Records excerpted from a collection
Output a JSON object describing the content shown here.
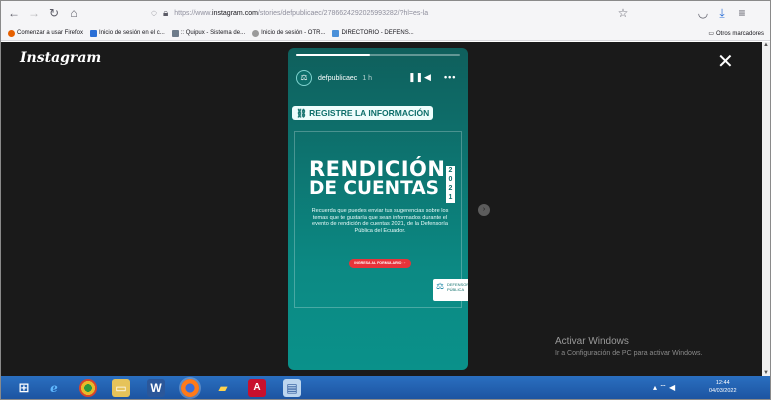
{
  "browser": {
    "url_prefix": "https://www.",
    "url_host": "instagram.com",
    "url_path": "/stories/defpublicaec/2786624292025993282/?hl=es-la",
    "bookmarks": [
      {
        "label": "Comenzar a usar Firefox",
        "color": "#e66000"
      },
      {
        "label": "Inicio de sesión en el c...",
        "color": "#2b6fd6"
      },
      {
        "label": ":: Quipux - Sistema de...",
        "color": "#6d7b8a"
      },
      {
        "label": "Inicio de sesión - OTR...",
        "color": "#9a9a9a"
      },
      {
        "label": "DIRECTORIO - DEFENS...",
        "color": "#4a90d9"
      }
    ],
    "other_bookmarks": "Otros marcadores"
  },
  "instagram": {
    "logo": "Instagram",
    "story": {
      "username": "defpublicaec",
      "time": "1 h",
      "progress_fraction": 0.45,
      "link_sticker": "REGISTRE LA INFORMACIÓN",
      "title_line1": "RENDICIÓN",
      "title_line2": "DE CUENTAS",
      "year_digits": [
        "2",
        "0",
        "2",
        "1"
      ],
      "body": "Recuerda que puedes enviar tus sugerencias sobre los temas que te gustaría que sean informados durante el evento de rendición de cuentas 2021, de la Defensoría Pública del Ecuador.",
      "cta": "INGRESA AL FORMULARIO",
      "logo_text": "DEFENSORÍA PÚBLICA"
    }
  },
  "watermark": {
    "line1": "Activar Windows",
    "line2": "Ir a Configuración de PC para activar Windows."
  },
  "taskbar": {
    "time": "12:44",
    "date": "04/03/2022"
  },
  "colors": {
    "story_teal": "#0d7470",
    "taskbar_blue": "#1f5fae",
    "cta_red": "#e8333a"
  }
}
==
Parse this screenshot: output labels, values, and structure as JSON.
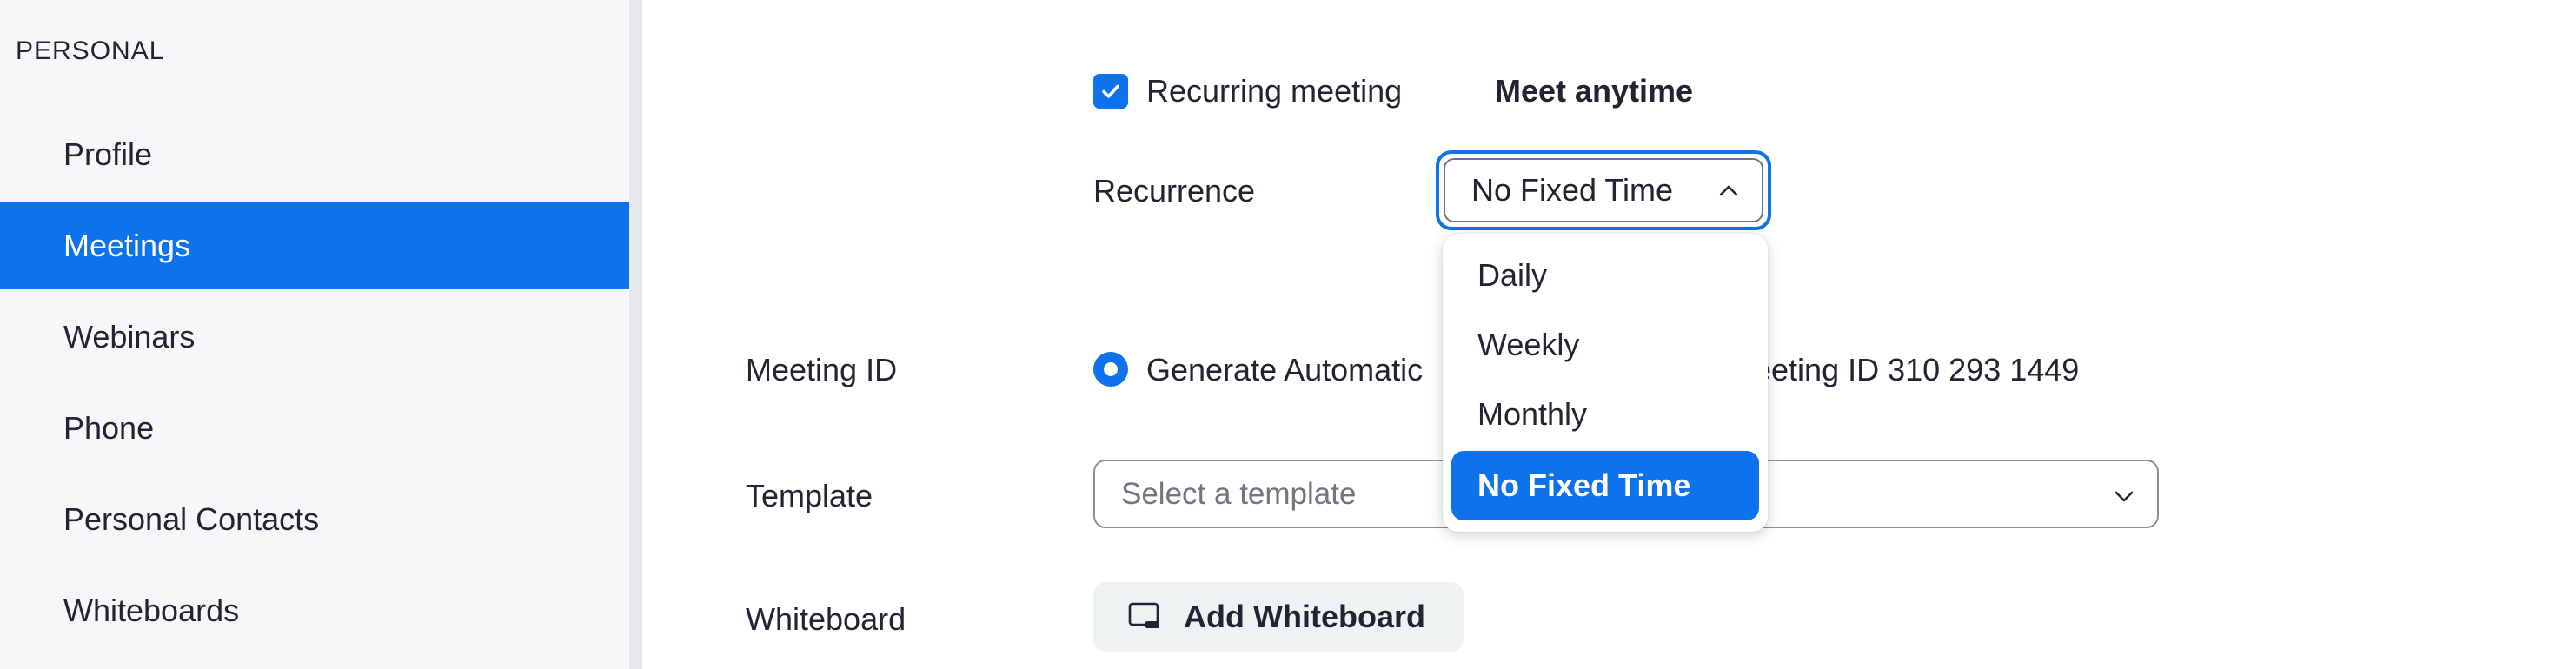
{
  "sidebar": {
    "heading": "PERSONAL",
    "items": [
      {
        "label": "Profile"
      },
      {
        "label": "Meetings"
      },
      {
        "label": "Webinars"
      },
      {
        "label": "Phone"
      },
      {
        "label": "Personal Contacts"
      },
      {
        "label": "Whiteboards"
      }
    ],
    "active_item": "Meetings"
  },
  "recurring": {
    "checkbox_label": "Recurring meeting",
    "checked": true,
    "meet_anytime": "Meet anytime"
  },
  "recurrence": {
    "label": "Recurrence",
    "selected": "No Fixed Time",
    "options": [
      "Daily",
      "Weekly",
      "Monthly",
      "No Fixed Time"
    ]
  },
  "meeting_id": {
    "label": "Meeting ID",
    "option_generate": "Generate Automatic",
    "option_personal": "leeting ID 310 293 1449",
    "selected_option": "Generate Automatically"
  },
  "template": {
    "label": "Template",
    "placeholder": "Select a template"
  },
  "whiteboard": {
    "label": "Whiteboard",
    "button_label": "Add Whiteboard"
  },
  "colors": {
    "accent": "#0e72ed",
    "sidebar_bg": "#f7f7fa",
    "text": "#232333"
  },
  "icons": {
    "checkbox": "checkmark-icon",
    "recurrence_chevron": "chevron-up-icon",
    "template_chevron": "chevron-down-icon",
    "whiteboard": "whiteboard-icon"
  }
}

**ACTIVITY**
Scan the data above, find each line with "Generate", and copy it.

**EXERCISE RESPONSE**
    "option_generate": "Generate Automatic",
    "selected_option": "Generate Automatically"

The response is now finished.